LEWISBURG, Pa. — In a tumultuous time for college athletics, a recent Bucknell Institute for Public Policy (BIPP) national survey noted that a significant majority of Americans support paying collegiate athletes, but significant gaps break by political party, age and gender lines.
The national survey, administered by YouGov for BIPP’s Survey Research Laboratory from Oct. 20 through Oct. 26, found 47 percent of Americans support the recently passed Fair Pay for Play Act in California, while only 20 percent oppose the measure. However, 62 percent of Democrats support the bill compared to 34 percent of Republicans, 56 percent of respondents under 30 years old support the bill, compared to 39 percent of those over 50 years, and 53 percent of men support the measure, compared to 42 percent of women.

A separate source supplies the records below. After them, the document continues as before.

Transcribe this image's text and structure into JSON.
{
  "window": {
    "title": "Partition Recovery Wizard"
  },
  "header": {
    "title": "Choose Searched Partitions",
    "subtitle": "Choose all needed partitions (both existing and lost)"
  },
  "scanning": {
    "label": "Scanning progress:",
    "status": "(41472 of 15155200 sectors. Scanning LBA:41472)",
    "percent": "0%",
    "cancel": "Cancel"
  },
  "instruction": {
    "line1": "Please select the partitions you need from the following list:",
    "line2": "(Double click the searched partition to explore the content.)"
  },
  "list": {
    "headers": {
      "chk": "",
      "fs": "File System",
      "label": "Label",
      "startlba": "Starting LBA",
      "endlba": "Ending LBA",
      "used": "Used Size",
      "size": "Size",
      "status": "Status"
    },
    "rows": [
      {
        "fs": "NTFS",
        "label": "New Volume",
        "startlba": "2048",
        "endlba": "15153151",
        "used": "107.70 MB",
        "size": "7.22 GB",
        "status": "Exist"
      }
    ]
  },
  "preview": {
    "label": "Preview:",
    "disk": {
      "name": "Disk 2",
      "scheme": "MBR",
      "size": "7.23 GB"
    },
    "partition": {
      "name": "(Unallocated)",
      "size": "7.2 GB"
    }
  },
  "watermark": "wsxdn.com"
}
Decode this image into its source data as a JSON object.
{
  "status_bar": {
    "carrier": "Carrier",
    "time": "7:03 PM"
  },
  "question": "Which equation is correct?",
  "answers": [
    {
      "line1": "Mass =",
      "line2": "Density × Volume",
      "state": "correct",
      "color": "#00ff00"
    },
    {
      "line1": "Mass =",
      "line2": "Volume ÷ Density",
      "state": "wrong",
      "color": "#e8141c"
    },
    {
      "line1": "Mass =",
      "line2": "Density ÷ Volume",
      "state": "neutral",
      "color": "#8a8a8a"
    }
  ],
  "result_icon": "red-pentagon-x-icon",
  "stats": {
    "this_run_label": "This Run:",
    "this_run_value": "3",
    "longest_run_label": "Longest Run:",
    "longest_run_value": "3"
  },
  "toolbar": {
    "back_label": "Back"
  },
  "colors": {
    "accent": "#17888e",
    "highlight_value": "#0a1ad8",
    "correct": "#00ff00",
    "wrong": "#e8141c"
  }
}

This data comes as the NCAA recently voted to start modifying its rule to allow college athletes to profit from their names, images and likenesses. Formal policy changes are still to come. Following the NCAA vote, North Carolina Sen. Richard Burr (R) proposed taxing some scholarships like income.
“Our data show significant support for California’s ‘pay for play’ law and the NCAA’s new role, as well as for having schools pay their athletes,” said Chris Ellis, a political science professor and director of Bucknell’s Survey Research Laboratory. “But like everything else, the results are heavily polarized along party lines: Democrats are overwhelmingly in favor of pay for play, while Republicans are much cooler about it. There is also a big generational divide: younger people are more likely to want to see athletes paid than older ones.”
The California law, as well as the proposed changes coming from the NCAA, do not address the question of collegiate institutions outright paying college athletes directly. However, 40 percent of respondents also agreed that college athletes who earn revenue for their schools should be paid above and beyond any scholarship they receive, compared to 32 percent of those who disagree. Similar variances were again seen among the demographic breakdown above.
“As college football and basketball become increasingly more lucrative businesses, calls for athletes to receive a share of the pie will continue to grow,” Ellis said. “But if changes are going to come from state governments, as opposed to the NCAA, then we need to remember that legislators are responsible to their voters. And there will be some states — particularly ‘red’ ones — where these changes will be harder to achieve for that reason.”